Task requirements. Across the entries that follow, tally every line holding the word "screenshot" and reply with the count alone.

Website and app data records
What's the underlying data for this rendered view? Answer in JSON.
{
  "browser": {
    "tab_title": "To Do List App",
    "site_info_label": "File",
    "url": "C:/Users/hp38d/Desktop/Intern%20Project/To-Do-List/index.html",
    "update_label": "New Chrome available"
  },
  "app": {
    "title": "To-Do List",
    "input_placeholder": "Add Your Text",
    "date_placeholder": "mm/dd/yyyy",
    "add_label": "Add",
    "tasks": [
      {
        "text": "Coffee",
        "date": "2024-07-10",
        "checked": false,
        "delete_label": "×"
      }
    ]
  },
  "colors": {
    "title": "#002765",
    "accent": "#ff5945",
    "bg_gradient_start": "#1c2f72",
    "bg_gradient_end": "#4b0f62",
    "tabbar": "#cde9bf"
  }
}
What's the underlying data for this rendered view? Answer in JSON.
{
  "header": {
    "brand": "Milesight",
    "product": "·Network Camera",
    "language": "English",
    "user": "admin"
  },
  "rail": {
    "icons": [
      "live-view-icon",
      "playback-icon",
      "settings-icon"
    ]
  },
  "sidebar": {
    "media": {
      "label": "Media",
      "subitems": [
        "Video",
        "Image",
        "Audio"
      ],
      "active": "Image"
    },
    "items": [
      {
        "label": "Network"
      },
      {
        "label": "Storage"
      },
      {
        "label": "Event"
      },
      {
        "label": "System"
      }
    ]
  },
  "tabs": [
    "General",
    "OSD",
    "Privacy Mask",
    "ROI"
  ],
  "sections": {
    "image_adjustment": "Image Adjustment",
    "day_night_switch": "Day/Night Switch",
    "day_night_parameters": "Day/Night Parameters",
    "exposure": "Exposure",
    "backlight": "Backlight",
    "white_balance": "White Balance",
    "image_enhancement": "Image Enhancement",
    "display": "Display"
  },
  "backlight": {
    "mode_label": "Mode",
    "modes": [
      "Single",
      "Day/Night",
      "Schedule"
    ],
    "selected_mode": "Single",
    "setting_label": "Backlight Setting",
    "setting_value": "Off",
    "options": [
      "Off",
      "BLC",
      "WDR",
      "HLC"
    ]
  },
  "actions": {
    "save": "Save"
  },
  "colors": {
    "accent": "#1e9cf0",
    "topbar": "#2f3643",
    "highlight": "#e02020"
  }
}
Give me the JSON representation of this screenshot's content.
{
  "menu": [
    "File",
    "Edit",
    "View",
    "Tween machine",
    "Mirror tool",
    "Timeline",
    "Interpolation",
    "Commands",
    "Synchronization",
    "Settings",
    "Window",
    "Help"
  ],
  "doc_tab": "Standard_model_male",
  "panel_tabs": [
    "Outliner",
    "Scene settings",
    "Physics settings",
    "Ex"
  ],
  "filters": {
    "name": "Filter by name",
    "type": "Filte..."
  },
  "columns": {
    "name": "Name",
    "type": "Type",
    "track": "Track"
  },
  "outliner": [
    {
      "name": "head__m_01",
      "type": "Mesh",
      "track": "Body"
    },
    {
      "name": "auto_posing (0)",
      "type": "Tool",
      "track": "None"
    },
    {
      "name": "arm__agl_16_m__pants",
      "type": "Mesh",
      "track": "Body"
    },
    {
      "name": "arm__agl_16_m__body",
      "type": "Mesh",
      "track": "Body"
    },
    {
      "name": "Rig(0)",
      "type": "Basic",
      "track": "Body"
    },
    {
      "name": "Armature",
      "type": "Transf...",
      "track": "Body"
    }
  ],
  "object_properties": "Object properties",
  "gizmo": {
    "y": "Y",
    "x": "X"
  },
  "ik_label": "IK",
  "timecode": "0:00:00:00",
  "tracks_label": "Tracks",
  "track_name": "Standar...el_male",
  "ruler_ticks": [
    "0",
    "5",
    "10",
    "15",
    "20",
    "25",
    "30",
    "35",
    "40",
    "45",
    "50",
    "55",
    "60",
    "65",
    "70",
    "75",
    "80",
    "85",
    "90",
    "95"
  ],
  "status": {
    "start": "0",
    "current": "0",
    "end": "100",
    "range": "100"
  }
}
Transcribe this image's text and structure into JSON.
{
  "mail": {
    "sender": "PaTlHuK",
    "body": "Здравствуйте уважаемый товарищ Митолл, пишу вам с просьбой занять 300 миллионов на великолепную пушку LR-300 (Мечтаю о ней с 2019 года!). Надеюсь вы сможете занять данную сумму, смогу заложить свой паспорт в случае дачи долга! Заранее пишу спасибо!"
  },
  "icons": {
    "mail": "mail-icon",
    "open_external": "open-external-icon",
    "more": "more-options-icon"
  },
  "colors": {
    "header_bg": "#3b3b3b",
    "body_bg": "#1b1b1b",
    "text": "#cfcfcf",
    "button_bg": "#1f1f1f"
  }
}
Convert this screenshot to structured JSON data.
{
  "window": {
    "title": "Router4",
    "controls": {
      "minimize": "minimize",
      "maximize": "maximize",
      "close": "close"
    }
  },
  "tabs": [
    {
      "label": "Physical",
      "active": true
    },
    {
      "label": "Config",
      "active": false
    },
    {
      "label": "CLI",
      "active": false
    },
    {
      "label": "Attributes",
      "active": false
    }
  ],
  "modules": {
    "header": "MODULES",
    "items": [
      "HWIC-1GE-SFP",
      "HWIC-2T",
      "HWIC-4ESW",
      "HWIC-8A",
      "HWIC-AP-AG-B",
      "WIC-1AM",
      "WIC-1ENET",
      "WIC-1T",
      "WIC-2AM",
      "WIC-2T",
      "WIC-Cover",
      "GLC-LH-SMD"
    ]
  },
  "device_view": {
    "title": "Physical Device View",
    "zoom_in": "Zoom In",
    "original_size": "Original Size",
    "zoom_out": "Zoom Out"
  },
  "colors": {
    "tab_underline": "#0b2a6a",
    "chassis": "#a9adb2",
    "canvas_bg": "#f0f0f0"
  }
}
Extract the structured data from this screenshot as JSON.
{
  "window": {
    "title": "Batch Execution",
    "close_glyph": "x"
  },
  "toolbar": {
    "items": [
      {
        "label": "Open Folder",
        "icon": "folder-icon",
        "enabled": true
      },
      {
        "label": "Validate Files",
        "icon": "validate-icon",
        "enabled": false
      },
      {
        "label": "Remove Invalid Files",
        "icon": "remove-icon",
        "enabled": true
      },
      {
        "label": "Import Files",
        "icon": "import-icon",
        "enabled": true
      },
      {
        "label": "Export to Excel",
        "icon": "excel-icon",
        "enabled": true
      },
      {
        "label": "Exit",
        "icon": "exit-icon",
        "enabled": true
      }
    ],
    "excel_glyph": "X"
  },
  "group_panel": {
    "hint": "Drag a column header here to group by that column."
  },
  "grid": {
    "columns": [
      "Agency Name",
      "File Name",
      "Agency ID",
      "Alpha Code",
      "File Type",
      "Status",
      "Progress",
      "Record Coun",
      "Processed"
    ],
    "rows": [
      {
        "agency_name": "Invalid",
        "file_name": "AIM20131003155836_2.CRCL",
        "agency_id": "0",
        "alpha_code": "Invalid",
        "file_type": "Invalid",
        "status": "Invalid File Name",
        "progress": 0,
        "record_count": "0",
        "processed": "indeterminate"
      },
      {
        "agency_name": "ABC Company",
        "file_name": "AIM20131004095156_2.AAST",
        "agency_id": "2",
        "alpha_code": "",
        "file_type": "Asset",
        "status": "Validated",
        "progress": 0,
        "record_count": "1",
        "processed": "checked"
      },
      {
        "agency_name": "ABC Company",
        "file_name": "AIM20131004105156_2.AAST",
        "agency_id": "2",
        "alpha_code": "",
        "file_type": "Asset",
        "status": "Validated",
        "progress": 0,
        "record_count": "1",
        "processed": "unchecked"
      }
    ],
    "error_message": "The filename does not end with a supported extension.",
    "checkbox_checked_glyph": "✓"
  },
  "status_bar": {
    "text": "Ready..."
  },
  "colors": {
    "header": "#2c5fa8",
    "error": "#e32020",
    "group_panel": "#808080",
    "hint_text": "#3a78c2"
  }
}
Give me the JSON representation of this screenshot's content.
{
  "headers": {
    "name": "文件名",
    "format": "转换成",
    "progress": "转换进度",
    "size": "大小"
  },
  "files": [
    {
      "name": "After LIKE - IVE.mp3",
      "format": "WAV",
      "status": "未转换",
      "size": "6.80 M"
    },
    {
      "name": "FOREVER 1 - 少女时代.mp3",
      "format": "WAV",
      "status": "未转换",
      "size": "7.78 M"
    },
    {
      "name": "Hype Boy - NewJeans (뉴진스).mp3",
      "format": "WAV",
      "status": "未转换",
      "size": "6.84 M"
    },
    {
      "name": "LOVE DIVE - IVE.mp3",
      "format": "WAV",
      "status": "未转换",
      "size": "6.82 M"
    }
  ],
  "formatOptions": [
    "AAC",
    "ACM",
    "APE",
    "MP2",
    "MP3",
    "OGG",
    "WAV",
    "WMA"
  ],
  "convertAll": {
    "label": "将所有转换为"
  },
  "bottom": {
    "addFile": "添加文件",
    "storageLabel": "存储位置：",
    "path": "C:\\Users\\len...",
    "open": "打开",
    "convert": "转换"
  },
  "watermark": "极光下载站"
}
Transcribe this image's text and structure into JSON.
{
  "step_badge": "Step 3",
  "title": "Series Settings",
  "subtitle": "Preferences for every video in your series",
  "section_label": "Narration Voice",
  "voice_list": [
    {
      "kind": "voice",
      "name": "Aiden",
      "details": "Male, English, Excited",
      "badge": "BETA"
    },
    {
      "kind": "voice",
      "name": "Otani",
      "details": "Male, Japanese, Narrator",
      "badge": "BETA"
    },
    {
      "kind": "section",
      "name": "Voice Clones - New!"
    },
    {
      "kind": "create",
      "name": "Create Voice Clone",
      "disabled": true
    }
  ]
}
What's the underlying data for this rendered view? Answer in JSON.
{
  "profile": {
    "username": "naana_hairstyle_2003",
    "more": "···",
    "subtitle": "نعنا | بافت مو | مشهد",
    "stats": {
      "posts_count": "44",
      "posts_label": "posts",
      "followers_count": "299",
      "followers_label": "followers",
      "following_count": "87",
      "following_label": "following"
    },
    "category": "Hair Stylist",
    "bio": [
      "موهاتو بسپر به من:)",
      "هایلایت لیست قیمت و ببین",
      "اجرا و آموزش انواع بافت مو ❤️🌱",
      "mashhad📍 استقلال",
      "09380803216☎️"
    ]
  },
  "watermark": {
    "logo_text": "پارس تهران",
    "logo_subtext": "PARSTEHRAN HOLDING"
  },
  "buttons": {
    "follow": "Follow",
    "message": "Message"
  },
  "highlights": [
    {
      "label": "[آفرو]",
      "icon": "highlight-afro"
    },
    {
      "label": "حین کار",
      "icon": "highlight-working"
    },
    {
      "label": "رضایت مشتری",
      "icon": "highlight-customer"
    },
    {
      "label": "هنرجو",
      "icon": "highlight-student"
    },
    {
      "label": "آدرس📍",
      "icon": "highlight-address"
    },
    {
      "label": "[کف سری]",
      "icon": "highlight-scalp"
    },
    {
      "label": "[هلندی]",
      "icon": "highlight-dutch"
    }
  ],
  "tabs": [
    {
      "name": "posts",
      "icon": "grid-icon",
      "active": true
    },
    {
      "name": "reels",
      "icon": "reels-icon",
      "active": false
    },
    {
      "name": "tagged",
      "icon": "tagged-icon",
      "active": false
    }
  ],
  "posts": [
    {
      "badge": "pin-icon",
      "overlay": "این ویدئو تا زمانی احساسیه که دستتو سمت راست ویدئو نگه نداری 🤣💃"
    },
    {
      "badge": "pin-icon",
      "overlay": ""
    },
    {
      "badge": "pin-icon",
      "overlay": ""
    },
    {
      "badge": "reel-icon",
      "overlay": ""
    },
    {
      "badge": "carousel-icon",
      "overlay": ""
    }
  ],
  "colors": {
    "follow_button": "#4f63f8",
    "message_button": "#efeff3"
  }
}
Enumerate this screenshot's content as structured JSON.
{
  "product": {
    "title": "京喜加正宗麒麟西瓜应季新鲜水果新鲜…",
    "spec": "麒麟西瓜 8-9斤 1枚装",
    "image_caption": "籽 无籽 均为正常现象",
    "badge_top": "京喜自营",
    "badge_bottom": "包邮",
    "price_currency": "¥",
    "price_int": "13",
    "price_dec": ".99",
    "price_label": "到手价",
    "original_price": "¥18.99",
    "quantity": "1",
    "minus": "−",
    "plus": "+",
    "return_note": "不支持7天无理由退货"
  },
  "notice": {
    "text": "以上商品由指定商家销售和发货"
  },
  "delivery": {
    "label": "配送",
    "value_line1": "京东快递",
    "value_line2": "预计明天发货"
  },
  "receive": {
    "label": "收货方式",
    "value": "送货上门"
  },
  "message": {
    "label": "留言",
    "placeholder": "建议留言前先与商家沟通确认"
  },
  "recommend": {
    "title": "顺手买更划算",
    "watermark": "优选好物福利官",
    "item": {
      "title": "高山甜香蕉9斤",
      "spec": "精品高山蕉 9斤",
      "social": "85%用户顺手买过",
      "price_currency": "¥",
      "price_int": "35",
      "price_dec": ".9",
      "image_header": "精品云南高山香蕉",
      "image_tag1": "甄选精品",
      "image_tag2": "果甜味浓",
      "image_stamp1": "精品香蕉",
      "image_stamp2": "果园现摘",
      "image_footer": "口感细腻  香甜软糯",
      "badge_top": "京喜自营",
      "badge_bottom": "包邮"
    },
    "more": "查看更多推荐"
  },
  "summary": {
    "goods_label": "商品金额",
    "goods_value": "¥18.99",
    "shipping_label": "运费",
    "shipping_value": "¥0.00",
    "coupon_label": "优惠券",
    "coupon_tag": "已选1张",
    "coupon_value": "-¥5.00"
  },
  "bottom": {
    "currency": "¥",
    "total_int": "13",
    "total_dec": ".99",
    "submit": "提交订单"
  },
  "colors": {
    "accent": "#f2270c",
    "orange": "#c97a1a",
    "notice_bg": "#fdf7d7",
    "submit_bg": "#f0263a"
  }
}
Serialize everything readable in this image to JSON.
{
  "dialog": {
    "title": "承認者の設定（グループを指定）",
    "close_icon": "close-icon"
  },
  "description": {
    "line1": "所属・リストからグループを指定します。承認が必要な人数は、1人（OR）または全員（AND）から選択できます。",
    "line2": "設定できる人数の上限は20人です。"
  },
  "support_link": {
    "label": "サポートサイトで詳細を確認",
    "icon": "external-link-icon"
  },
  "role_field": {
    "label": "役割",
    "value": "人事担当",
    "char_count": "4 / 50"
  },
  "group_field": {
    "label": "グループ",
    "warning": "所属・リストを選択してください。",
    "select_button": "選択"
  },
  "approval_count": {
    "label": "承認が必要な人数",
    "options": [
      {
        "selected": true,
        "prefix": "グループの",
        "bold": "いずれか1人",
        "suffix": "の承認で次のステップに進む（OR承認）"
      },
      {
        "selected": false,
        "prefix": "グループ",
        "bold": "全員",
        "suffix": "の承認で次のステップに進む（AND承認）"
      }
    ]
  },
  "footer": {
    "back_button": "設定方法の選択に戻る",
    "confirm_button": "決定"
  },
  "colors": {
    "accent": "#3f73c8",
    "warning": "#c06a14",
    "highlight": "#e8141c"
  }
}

Answer to the exercise. 5